Component data from apps and pages.
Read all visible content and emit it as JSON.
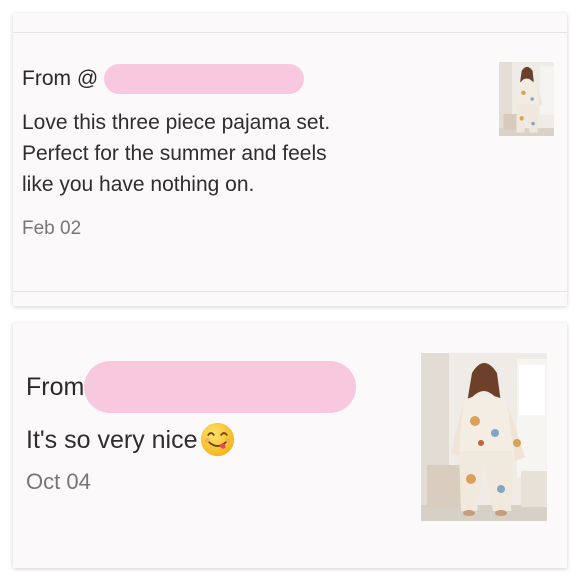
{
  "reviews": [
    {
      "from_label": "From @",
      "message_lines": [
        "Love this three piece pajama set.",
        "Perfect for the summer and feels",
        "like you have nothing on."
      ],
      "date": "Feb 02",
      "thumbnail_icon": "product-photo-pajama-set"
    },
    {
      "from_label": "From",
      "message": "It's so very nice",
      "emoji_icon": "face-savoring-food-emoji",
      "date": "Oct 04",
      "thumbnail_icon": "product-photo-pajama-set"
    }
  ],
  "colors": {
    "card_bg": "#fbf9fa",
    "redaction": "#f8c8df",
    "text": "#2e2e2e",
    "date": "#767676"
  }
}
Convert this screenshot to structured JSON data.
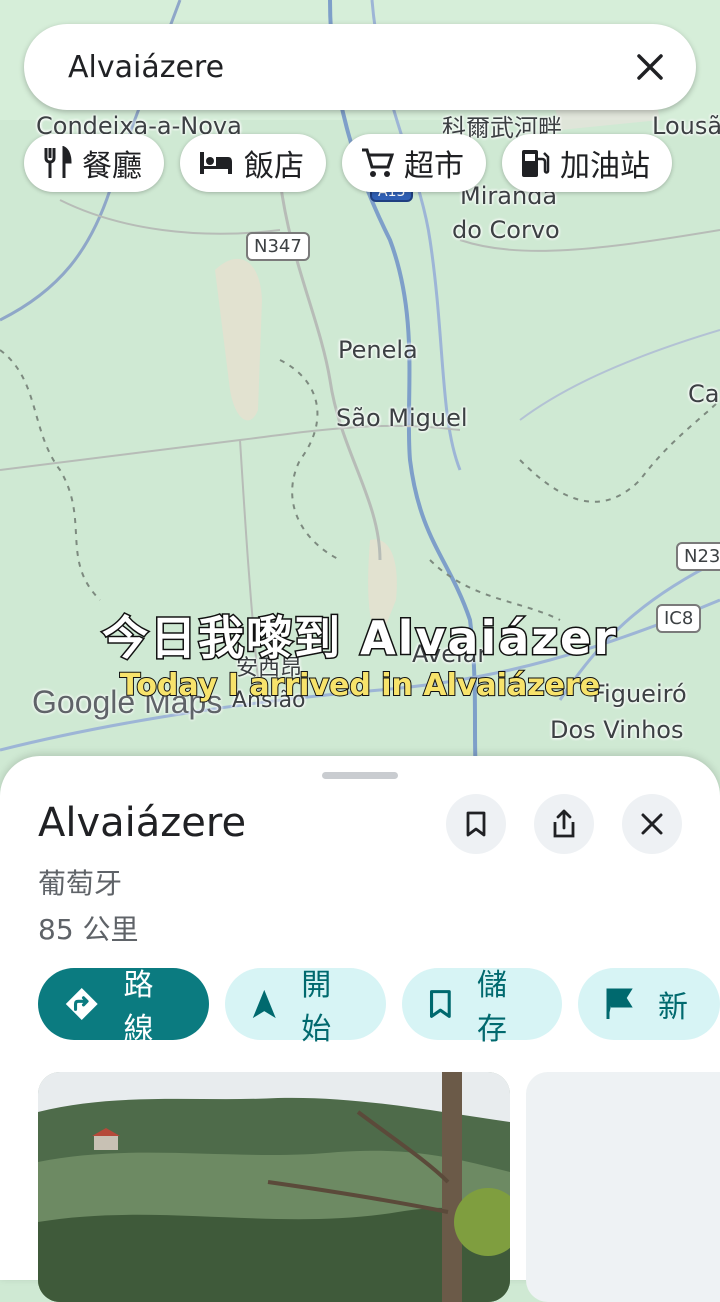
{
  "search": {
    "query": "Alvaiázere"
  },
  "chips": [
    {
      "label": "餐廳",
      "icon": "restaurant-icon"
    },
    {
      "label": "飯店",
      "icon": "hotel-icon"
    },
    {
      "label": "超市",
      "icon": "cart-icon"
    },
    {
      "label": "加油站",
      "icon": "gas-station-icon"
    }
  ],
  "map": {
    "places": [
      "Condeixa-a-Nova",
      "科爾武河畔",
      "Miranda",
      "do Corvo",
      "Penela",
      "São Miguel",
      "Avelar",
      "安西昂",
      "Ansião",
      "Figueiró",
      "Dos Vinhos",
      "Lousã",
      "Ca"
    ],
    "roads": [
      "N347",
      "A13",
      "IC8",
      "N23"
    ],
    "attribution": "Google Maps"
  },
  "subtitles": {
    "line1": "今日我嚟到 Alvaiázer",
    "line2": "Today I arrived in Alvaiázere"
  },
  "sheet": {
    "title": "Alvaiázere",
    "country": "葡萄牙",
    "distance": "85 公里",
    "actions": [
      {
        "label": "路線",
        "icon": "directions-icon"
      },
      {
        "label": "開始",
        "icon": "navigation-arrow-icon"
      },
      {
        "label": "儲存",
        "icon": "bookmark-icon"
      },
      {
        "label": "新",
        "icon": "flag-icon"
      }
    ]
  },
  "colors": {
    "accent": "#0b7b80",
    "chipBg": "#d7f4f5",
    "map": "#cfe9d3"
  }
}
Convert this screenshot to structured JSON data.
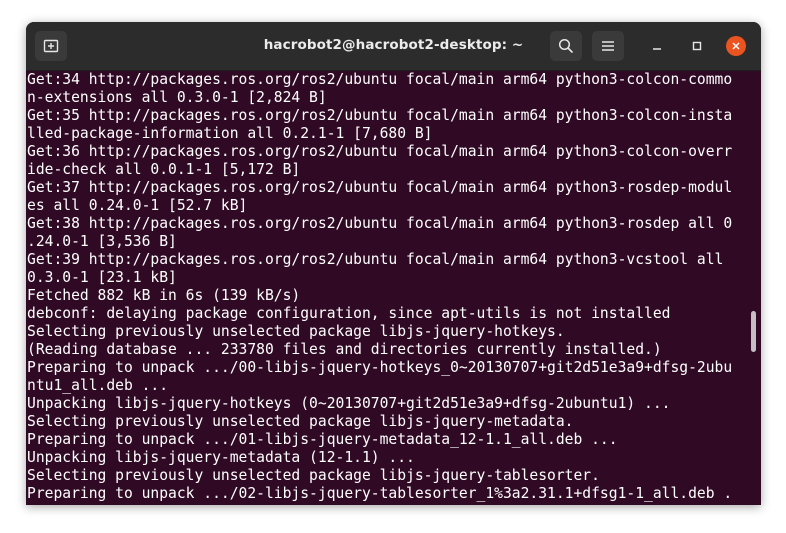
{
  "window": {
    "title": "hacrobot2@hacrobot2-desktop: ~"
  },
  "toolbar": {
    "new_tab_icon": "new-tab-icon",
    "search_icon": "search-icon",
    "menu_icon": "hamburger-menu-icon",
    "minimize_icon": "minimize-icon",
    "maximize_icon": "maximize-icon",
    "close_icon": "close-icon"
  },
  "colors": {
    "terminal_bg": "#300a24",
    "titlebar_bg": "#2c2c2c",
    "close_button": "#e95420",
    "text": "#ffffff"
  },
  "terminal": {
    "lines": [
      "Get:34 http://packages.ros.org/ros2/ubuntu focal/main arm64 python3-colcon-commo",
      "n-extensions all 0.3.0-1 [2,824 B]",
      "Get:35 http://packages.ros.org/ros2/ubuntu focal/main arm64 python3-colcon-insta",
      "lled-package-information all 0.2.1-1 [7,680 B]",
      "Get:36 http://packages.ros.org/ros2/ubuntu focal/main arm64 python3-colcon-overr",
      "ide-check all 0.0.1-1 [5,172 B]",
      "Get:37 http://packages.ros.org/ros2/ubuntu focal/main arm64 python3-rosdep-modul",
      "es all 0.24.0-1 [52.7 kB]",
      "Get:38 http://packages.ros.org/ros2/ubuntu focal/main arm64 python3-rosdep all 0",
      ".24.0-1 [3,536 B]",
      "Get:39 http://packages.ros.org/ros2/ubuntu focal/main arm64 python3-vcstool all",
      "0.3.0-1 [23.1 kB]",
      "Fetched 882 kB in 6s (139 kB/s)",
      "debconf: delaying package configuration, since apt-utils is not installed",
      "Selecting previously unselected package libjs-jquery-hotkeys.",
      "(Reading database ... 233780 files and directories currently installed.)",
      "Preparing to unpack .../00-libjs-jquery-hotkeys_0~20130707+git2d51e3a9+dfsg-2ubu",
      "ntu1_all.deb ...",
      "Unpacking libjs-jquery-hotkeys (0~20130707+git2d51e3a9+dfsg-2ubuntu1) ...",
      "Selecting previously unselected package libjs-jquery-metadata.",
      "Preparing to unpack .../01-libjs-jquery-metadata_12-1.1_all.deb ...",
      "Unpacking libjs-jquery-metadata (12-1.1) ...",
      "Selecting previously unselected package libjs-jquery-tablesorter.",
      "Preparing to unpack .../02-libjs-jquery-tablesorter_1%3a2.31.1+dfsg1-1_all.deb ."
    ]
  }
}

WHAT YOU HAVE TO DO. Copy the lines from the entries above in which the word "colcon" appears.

ANSWER FOR THE TASK.
      "Get:34 http://packages.ros.org/ros2/ubuntu focal/main arm64 python3-colcon-commo",
      "Get:35 http://packages.ros.org/ros2/ubuntu focal/main arm64 python3-colcon-insta",
      "Get:36 http://packages.ros.org/ros2/ubuntu focal/main arm64 python3-colcon-overr",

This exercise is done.